== Recorded information ==
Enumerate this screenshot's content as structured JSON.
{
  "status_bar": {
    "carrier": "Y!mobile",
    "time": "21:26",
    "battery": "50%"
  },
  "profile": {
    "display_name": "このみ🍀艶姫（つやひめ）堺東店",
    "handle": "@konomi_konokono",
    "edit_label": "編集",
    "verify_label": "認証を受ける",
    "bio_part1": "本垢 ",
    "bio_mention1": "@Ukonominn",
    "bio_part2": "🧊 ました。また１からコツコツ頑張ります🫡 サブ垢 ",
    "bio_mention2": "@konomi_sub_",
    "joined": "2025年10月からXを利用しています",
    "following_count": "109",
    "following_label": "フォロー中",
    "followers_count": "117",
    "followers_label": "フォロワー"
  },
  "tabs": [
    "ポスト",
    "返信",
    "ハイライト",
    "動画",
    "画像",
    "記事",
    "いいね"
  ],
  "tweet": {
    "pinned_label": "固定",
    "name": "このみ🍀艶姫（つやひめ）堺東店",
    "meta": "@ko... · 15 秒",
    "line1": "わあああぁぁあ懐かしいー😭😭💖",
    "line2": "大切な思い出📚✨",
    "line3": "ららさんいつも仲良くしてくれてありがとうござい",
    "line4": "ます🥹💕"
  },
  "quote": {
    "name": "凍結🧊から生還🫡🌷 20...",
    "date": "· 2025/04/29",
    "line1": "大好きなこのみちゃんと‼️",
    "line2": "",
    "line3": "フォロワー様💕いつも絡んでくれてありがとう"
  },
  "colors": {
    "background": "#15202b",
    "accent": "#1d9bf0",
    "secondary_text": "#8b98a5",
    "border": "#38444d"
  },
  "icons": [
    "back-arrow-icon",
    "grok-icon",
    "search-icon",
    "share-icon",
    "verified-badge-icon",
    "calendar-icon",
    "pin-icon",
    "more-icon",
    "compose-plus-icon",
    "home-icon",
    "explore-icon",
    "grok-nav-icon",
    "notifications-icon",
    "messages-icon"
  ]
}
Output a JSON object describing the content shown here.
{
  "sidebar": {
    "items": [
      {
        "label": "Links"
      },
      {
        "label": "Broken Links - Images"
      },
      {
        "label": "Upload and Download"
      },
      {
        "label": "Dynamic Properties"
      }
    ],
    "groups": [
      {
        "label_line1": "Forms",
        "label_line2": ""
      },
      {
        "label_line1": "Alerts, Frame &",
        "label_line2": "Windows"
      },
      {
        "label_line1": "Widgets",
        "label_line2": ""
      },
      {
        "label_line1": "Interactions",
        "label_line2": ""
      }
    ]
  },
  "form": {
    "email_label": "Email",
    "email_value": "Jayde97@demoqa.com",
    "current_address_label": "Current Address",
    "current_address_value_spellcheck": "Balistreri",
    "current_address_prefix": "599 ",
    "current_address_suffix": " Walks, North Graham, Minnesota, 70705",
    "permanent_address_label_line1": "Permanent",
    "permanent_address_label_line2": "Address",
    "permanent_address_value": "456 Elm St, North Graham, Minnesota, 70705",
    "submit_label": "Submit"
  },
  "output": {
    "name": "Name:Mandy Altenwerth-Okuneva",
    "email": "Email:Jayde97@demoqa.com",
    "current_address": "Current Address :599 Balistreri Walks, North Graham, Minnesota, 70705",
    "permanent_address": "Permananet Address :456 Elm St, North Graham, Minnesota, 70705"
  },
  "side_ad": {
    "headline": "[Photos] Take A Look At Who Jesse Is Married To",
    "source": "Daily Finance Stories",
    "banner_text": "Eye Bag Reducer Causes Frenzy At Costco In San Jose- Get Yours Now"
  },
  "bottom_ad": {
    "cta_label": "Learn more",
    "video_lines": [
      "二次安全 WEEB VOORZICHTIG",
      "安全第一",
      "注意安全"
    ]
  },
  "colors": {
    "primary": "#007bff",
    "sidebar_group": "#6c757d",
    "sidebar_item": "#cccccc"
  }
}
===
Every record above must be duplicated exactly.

Finished task ->
Enumerate this screenshot's content as structured JSON.
{
  "status_bar": {
    "carrier": "Y!mobile",
    "time": "21:26",
    "battery": "50%"
  },
  "profile": {
    "display_name": "このみ🍀艶姫（つやひめ）堺東店",
    "handle": "@konomi_konokono",
    "edit_label": "編集",
    "verify_label": "認証を受ける",
    "bio_part1": "本垢 ",
    "bio_mention1": "@Ukonominn",
    "bio_part2": "🧊 ました。また１からコツコツ頑張ります🫡 サブ垢 ",
    "bio_mention2": "@konomi_sub_",
    "joined": "2025年10月からXを利用しています",
    "following_count": "109",
    "following_label": "フォロー中",
    "followers_count": "117",
    "followers_label": "フォロワー"
  },
  "tabs": [
    "ポスト",
    "返信",
    "ハイライト",
    "動画",
    "画像",
    "記事",
    "いいね"
  ],
  "tweet": {
    "pinned_label": "固定",
    "name": "このみ🍀艶姫（つやひめ）堺東店",
    "meta": "@ko... · 15 秒",
    "line1": "わあああぁぁあ懐かしいー😭😭💖",
    "line2": "大切な思い出📚✨",
    "line3": "ららさんいつも仲良くしてくれてありがとうござい",
    "line4": "ます🥹💕"
  },
  "quote": {
    "name": "凍結🧊から生還🫡🌷 20...",
    "date": "· 2025/04/29",
    "line1": "大好きなこのみちゃんと‼️",
    "line2": "",
    "line3": "フォロワー様💕いつも絡んでくれてありがとう"
  },
  "colors": {
    "background": "#15202b",
    "accent": "#1d9bf0",
    "secondary_text": "#8b98a5",
    "border": "#38444d"
  },
  "icons": [
    "back-arrow-icon",
    "grok-icon",
    "search-icon",
    "share-icon",
    "verified-badge-icon",
    "calendar-icon",
    "pin-icon",
    "more-icon",
    "compose-plus-icon",
    "home-icon",
    "explore-icon",
    "grok-nav-icon",
    "notifications-icon",
    "messages-icon"
  ]
}
Output a JSON object describing the content shown here.
{
  "sidebar": {
    "items": [
      {
        "label": "Links"
      },
      {
        "label": "Broken Links - Images"
      },
      {
        "label": "Upload and Download"
      },
      {
        "label": "Dynamic Properties"
      }
    ],
    "groups": [
      {
        "label_line1": "Forms",
        "label_line2": ""
      },
      {
        "label_line1": "Alerts, Frame &",
        "label_line2": "Windows"
      },
      {
        "label_line1": "Widgets",
        "label_line2": ""
      },
      {
        "label_line1": "Interactions",
        "label_line2": ""
      }
    ]
  },
  "form": {
    "email_label": "Email",
    "email_value": "Jayde97@demoqa.com",
    "current_address_label": "Current Address",
    "current_address_value_spellcheck": "Balistreri",
    "current_address_prefix": "599 ",
    "current_address_suffix": " Walks, North Graham, Minnesota, 70705",
    "permanent_address_label_line1": "Permanent",
    "permanent_address_label_line2": "Address",
    "permanent_address_value": "456 Elm St, North Graham, Minnesota, 70705",
    "submit_label": "Submit"
  },
  "output": {
    "name": "Name:Mandy Altenwerth-Okuneva",
    "email": "Email:Jayde97@demoqa.com",
    "current_address": "Current Address :599 Balistreri Walks, North Graham, Minnesota, 70705",
    "permanent_address": "Permananet Address :456 Elm St, North Graham, Minnesota, 70705"
  },
  "side_ad": {
    "headline": "[Photos] Take A Look At Who Jesse Is Married To",
    "source": "Daily Finance Stories",
    "banner_text": "Eye Bag Reducer Causes Frenzy At Costco In San Jose- Get Yours Now"
  },
  "bottom_ad": {
    "cta_label": "Learn more",
    "video_lines": [
      "二次安全 WEEB VOORZICHTIG",
      "安全第一",
      "注意安全"
    ]
  },
  "colors": {
    "primary": "#007bff",
    "sidebar_group": "#6c757d",
    "sidebar_item": "#cccccc"
  }
}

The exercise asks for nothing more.